PROBLEM TO WORK ON.
Give back all of the data exactly as it stands, with the pictures removed.

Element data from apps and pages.
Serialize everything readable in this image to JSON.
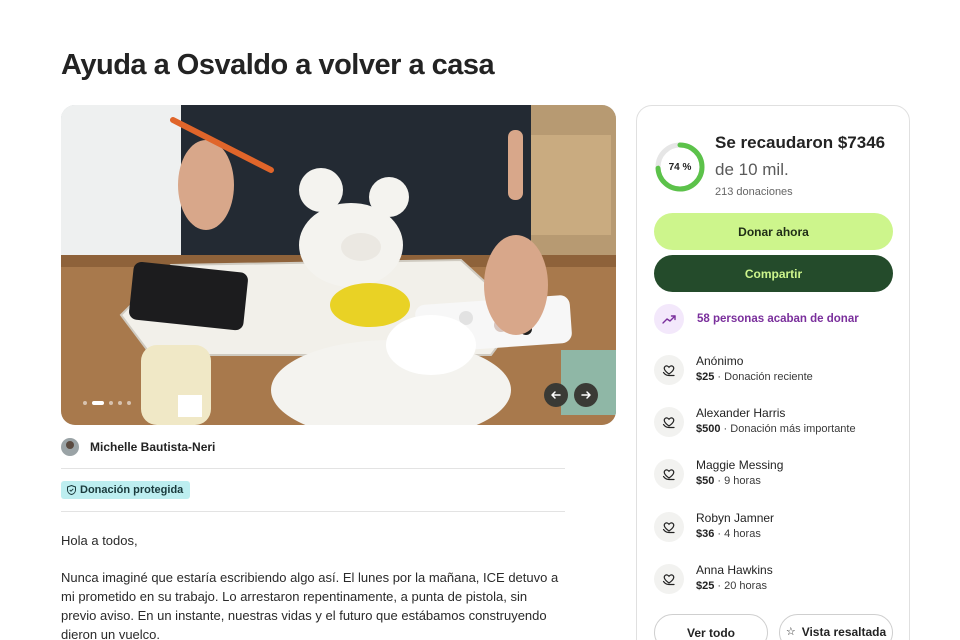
{
  "page": {
    "title": "Ayuda a Osvaldo a volver a casa"
  },
  "organizer": {
    "name": "Michelle Bautista-Neri"
  },
  "badge": {
    "label": "Donación protegida"
  },
  "story": {
    "paragraphs": [
      "Hola a todos,",
      "Nunca imaginé que estaría escribiendo algo así. El lunes por la mañana, ICE detuvo a mi prometido en su trabajo. Lo arrestaron repentinamente, a punta de pistola, sin previo aviso. En un instante, nuestras vidas y el futuro que estábamos construyendo dieron un vuelco."
    ]
  },
  "carousel": {
    "slide_count": 5,
    "active_index": 1,
    "prev_icon": "arrow-left-icon",
    "next_icon": "arrow-right-icon"
  },
  "donation_summary": {
    "progress_percent": 74,
    "progress_label": "74 %",
    "raised_text": "Se recaudaron $7346",
    "goal_text": "de 10 mil.",
    "donations_count_text": "213 donaciones"
  },
  "actions": {
    "donate_label": "Donar ahora",
    "share_label": "Compartir"
  },
  "trending": {
    "text": "58 personas acaban de donar",
    "icon": "trending-up-icon"
  },
  "donors": [
    {
      "name": "Anónimo",
      "amount": "$25",
      "detail": " · Donación reciente"
    },
    {
      "name": "Alexander Harris",
      "amount": "$500",
      "detail": " · Donación más importante"
    },
    {
      "name": "Maggie Messing",
      "amount": "$50",
      "detail": " · 9 horas"
    },
    {
      "name": "Robyn Jamner",
      "amount": "$36",
      "detail": " · 4 horas"
    },
    {
      "name": "Anna Hawkins",
      "amount": "$25",
      "detail": " · 20 horas"
    }
  ],
  "footer_buttons": {
    "see_all_label": "Ver todo",
    "featured_label": "Vista resaltada"
  },
  "colors": {
    "accent_lime": "#cdf58c",
    "accent_dark_green": "#244b2b",
    "progress_green": "#5cc24a",
    "trend_purple": "#7a2f9c",
    "badge_teal": "#bdeef0"
  }
}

OUTPUT OF THE TASK.
Serialize everything readable in this image to JSON.
{
  "page": {
    "title": "Ayuda a Osvaldo a volver a casa"
  },
  "organizer": {
    "name": "Michelle Bautista-Neri"
  },
  "badge": {
    "label": "Donación protegida"
  },
  "story": {
    "paragraphs": [
      "Hola a todos,",
      "Nunca imaginé que estaría escribiendo algo así. El lunes por la mañana, ICE detuvo a mi prometido en su trabajo. Lo arrestaron repentinamente, a punta de pistola, sin previo aviso. En un instante, nuestras vidas y el futuro que estábamos construyendo dieron un vuelco."
    ]
  },
  "carousel": {
    "slide_count": 5,
    "active_index": 1,
    "prev_icon": "arrow-left-icon",
    "next_icon": "arrow-right-icon"
  },
  "donation_summary": {
    "progress_percent": 74,
    "progress_label": "74 %",
    "raised_text": "Se recaudaron $7346",
    "goal_text": "de 10 mil.",
    "donations_count_text": "213 donaciones"
  },
  "actions": {
    "donate_label": "Donar ahora",
    "share_label": "Compartir"
  },
  "trending": {
    "text": "58 personas acaban de donar",
    "icon": "trending-up-icon"
  },
  "donors": [
    {
      "name": "Anónimo",
      "amount": "$25",
      "detail": " · Donación reciente"
    },
    {
      "name": "Alexander Harris",
      "amount": "$500",
      "detail": " · Donación más importante"
    },
    {
      "name": "Maggie Messing",
      "amount": "$50",
      "detail": " · 9 horas"
    },
    {
      "name": "Robyn Jamner",
      "amount": "$36",
      "detail": " · 4 horas"
    },
    {
      "name": "Anna Hawkins",
      "amount": "$25",
      "detail": " · 20 horas"
    }
  ],
  "footer_buttons": {
    "see_all_label": "Ver todo",
    "featured_label": "Vista resaltada"
  },
  "colors": {
    "accent_lime": "#cdf58c",
    "accent_dark_green": "#244b2b",
    "progress_green": "#5cc24a",
    "trend_purple": "#7a2f9c",
    "badge_teal": "#bdeef0"
  }
}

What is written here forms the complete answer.